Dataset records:
>>>>
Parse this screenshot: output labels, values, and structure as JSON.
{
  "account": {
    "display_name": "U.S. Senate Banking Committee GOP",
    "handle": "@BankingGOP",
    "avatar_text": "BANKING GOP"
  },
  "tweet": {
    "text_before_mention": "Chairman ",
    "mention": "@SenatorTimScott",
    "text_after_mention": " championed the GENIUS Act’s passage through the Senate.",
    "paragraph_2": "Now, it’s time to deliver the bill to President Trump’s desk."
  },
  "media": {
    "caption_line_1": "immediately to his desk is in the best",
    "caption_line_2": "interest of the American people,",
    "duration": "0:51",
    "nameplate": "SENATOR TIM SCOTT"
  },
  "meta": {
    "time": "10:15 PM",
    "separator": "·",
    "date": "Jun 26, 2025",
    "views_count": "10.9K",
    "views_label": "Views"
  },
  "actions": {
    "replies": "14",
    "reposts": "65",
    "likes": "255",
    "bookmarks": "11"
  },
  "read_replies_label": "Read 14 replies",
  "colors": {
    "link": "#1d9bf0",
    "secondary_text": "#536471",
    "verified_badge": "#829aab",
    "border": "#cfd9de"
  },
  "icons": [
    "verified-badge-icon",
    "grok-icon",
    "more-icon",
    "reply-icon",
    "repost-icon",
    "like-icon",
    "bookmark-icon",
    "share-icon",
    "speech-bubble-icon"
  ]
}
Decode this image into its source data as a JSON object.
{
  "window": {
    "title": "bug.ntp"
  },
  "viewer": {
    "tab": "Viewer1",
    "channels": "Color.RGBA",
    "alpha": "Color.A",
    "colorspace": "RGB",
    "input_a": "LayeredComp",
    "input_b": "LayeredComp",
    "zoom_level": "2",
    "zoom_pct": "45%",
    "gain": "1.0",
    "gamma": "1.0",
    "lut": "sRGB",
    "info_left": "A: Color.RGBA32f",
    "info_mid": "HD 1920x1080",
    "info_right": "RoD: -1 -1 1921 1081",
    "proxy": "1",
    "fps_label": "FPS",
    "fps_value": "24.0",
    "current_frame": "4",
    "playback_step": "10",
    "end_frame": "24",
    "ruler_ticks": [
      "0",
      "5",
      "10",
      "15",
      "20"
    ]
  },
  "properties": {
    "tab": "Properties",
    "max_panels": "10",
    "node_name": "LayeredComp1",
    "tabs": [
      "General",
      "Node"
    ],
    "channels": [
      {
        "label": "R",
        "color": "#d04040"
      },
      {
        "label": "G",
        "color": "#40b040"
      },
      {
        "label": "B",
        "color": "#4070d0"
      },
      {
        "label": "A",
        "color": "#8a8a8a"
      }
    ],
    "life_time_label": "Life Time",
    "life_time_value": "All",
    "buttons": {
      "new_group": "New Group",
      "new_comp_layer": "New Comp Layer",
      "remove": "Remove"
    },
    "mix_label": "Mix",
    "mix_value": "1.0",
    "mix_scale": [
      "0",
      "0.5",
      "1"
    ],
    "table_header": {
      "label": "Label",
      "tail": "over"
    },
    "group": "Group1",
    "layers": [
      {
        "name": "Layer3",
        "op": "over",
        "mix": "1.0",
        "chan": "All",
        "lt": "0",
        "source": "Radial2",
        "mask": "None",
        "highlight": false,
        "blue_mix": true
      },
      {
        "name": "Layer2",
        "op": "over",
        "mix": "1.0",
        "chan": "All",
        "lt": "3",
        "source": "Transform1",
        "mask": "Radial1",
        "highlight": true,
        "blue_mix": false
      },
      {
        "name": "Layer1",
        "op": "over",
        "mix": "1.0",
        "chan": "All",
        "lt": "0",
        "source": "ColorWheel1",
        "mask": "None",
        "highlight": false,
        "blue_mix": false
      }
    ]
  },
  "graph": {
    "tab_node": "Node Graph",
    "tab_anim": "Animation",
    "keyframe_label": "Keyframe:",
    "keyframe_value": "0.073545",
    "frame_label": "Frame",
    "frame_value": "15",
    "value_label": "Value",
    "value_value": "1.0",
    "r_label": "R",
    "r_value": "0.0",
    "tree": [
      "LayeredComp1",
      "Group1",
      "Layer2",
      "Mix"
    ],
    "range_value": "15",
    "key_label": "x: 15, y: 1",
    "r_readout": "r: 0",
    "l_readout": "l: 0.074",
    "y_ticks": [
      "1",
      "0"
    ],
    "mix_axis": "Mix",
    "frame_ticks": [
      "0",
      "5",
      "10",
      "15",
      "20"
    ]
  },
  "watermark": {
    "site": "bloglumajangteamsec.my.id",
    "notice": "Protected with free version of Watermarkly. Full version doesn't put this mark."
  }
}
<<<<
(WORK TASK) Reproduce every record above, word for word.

(ANSWER TO THE EXERCISE)
Parse this screenshot: output labels, values, and structure as JSON.
{
  "account": {
    "display_name": "U.S. Senate Banking Committee GOP",
    "handle": "@BankingGOP",
    "avatar_text": "BANKING GOP"
  },
  "tweet": {
    "text_before_mention": "Chairman ",
    "mention": "@SenatorTimScott",
    "text_after_mention": " championed the GENIUS Act’s passage through the Senate.",
    "paragraph_2": "Now, it’s time to deliver the bill to President Trump’s desk."
  },
  "media": {
    "caption_line_1": "immediately to his desk is in the best",
    "caption_line_2": "interest of the American people,",
    "duration": "0:51",
    "nameplate": "SENATOR TIM SCOTT"
  },
  "meta": {
    "time": "10:15 PM",
    "separator": "·",
    "date": "Jun 26, 2025",
    "views_count": "10.9K",
    "views_label": "Views"
  },
  "actions": {
    "replies": "14",
    "reposts": "65",
    "likes": "255",
    "bookmarks": "11"
  },
  "read_replies_label": "Read 14 replies",
  "colors": {
    "link": "#1d9bf0",
    "secondary_text": "#536471",
    "verified_badge": "#829aab",
    "border": "#cfd9de"
  },
  "icons": [
    "verified-badge-icon",
    "grok-icon",
    "more-icon",
    "reply-icon",
    "repost-icon",
    "like-icon",
    "bookmark-icon",
    "share-icon",
    "speech-bubble-icon"
  ]
}
Decode this image into its source data as a JSON object.
{
  "window": {
    "title": "bug.ntp"
  },
  "viewer": {
    "tab": "Viewer1",
    "channels": "Color.RGBA",
    "alpha": "Color.A",
    "colorspace": "RGB",
    "input_a": "LayeredComp",
    "input_b": "LayeredComp",
    "zoom_level": "2",
    "zoom_pct": "45%",
    "gain": "1.0",
    "gamma": "1.0",
    "lut": "sRGB",
    "info_left": "A: Color.RGBA32f",
    "info_mid": "HD 1920x1080",
    "info_right": "RoD: -1 -1 1921 1081",
    "proxy": "1",
    "fps_label": "FPS",
    "fps_value": "24.0",
    "current_frame": "4",
    "playback_step": "10",
    "end_frame": "24",
    "ruler_ticks": [
      "0",
      "5",
      "10",
      "15",
      "20"
    ]
  },
  "properties": {
    "tab": "Properties",
    "max_panels": "10",
    "node_name": "LayeredComp1",
    "tabs": [
      "General",
      "Node"
    ],
    "channels": [
      {
        "label": "R",
        "color": "#d04040"
      },
      {
        "label": "G",
        "color": "#40b040"
      },
      {
        "label": "B",
        "color": "#4070d0"
      },
      {
        "label": "A",
        "color": "#8a8a8a"
      }
    ],
    "life_time_label": "Life Time",
    "life_time_value": "All",
    "buttons": {
      "new_group": "New Group",
      "new_comp_layer": "New Comp Layer",
      "remove": "Remove"
    },
    "mix_label": "Mix",
    "mix_value": "1.0",
    "mix_scale": [
      "0",
      "0.5",
      "1"
    ],
    "table_header": {
      "label": "Label",
      "tail": "over"
    },
    "group": "Group1",
    "layers": [
      {
        "name": "Layer3",
        "op": "over",
        "mix": "1.0",
        "chan": "All",
        "lt": "0",
        "source": "Radial2",
        "mask": "None",
        "highlight": false,
        "blue_mix": true
      },
      {
        "name": "Layer2",
        "op": "over",
        "mix": "1.0",
        "chan": "All",
        "lt": "3",
        "source": "Transform1",
        "mask": "Radial1",
        "highlight": true,
        "blue_mix": false
      },
      {
        "name": "Layer1",
        "op": "over",
        "mix": "1.0",
        "chan": "All",
        "lt": "0",
        "source": "ColorWheel1",
        "mask": "None",
        "highlight": false,
        "blue_mix": false
      }
    ]
  },
  "graph": {
    "tab_node": "Node Graph",
    "tab_anim": "Animation",
    "keyframe_label": "Keyframe:",
    "keyframe_value": "0.073545",
    "frame_label": "Frame",
    "frame_value": "15",
    "value_label": "Value",
    "value_value": "1.0",
    "r_label": "R",
    "r_value": "0.0",
    "tree": [
      "LayeredComp1",
      "Group1",
      "Layer2",
      "Mix"
    ],
    "range_value": "15",
    "key_label": "x: 15, y: 1",
    "r_readout": "r: 0",
    "l_readout": "l: 0.074",
    "y_ticks": [
      "1",
      "0"
    ],
    "mix_axis": "Mix",
    "frame_ticks": [
      "0",
      "5",
      "10",
      "15",
      "20"
    ]
  },
  "watermark": {
    "site": "bloglumajangteamsec.my.id",
    "notice": "Protected with free version of Watermarkly. Full version doesn't put this mark."
  }
}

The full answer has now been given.